Author: Herve Billiet Published: 8/6/2020 IPSUN Solar
A couple of hours ago the DC Public Service Commission issued an order to raise the size limits on net metered systems—which mostly means rooftop solar, in practice.
The order becomes effective upon its publication in the DC Register, which might come tomorrow (the Register comes out on Fridays). My reading is that as soon as it takes effect, the size limit will rise from 100% to 120% of historical usage. It will rise again, to 140%, on January 1, and then 160%, 180%, 200% over the following years. A few points:

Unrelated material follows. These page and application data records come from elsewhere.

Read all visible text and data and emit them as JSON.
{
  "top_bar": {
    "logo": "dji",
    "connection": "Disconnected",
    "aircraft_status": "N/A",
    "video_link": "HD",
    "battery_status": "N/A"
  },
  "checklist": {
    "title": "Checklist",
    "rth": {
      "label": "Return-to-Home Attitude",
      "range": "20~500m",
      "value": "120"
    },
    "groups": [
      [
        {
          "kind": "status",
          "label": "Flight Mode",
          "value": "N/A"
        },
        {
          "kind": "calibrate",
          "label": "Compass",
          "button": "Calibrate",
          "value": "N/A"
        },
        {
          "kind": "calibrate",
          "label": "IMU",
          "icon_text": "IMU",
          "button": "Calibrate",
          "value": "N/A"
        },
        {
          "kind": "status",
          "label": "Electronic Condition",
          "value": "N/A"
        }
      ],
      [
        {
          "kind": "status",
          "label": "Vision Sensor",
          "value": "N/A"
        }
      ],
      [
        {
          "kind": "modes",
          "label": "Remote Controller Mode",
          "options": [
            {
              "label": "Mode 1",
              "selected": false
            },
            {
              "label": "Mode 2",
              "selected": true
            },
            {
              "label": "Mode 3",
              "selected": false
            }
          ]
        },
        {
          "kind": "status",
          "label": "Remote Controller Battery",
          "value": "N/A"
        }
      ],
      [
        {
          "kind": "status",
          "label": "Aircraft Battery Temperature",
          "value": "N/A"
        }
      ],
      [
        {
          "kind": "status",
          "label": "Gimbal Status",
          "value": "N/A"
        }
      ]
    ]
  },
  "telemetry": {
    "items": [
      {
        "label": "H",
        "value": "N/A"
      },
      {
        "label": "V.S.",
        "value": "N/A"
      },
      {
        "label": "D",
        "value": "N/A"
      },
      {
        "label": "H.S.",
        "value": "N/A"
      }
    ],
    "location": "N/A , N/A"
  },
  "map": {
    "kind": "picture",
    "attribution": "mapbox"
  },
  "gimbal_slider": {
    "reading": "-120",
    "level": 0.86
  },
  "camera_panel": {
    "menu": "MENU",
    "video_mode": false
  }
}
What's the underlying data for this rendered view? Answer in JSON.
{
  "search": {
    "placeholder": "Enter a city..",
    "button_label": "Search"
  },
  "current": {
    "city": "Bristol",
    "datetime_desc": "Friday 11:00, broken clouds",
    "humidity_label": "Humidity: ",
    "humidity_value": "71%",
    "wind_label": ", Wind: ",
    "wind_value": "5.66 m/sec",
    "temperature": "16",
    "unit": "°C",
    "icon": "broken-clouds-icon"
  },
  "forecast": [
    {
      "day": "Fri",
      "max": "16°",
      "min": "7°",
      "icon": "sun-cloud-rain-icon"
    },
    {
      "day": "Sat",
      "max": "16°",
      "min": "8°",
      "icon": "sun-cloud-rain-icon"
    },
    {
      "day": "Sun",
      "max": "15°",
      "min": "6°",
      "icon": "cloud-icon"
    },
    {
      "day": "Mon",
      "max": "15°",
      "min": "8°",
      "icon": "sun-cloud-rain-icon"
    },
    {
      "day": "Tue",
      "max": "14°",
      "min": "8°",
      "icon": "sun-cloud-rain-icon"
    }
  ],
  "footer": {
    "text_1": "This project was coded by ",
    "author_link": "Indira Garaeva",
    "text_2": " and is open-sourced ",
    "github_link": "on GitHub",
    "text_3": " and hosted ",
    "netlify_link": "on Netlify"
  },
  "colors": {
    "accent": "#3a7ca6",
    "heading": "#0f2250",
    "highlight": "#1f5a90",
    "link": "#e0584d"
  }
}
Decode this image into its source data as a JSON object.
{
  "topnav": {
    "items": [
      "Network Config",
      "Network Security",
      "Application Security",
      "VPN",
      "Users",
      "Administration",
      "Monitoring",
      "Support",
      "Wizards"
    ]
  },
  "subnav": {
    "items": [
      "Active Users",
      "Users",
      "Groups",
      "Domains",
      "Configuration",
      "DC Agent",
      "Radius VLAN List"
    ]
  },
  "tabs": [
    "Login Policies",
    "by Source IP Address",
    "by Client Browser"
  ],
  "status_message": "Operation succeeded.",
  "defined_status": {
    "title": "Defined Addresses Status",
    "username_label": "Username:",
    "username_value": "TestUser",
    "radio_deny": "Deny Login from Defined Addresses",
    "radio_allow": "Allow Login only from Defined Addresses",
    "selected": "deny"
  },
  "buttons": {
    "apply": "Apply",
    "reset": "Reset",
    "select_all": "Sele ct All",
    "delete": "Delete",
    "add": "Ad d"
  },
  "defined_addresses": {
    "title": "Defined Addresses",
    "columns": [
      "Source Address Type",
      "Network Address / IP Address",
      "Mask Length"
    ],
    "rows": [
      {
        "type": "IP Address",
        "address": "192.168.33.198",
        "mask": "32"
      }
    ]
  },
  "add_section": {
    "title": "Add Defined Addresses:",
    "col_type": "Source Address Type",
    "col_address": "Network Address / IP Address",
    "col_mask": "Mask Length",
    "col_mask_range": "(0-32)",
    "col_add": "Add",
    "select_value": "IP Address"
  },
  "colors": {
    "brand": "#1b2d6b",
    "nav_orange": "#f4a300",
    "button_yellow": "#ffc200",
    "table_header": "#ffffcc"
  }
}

- There’s an opportunity to pause the increases if adverse effects are found for the power distribution system. The order directs the working group that generated this rule change to monitor for such effects. I doubt this will amount to much since Maryland has been at 200% for about a decade without apparent problems.
- As Kyle has pointed out, “historical usage” is not defined in the rules. This gives Pepco discretion in defining it, and in principle gives customers discretion in challenging Pepco’s definition. But Pepco has long had that discretion, and I think sometimes has used it in favor of customers who are, say, planning on buying an EV. Presumably Pepco will, for a baseline, continue equating each kW of nameplate inverter capacity (not panel capacity) to 1200 kWh/year of production, and define historical production based on bills over the last 12 or 24 months. We should watch what Pepco does.
- The rule change also stipulates that customers who generate a surplus on an annual basis will get a payout at the end of the year for the excess, at the wholesale/”generation” price per kWh.
As I’ve written before, this change originated in a fight I picked with Pepco a couple of years ago. After almost 30 years of doing policy-relevant research and writing in my day job, without clear policy impacts, I’ve helped change policy in my spare time, which is nice.
Many others contributed: Ipsun Solar was game for slowing our installation so I could pursue the original complain; Pepco lawyer Andrea Harper, after fending off my complaint, suggested I file a comment with the PSC in ongoing proceedings; patient staff at the PSC handled the comment, inserted the issue into the already weighty agenda of a new working group, and wrangled that working group over nearly two years; solar industry people and DC officials contributed energetically to the process; folks on this list files supportive comments.
And the working group actually spent much of its time on smoothing the process for connecting Community Renewable Energy Facilities, work that was at least as important, but which I don’t understand as well.
Power. Fully Yours.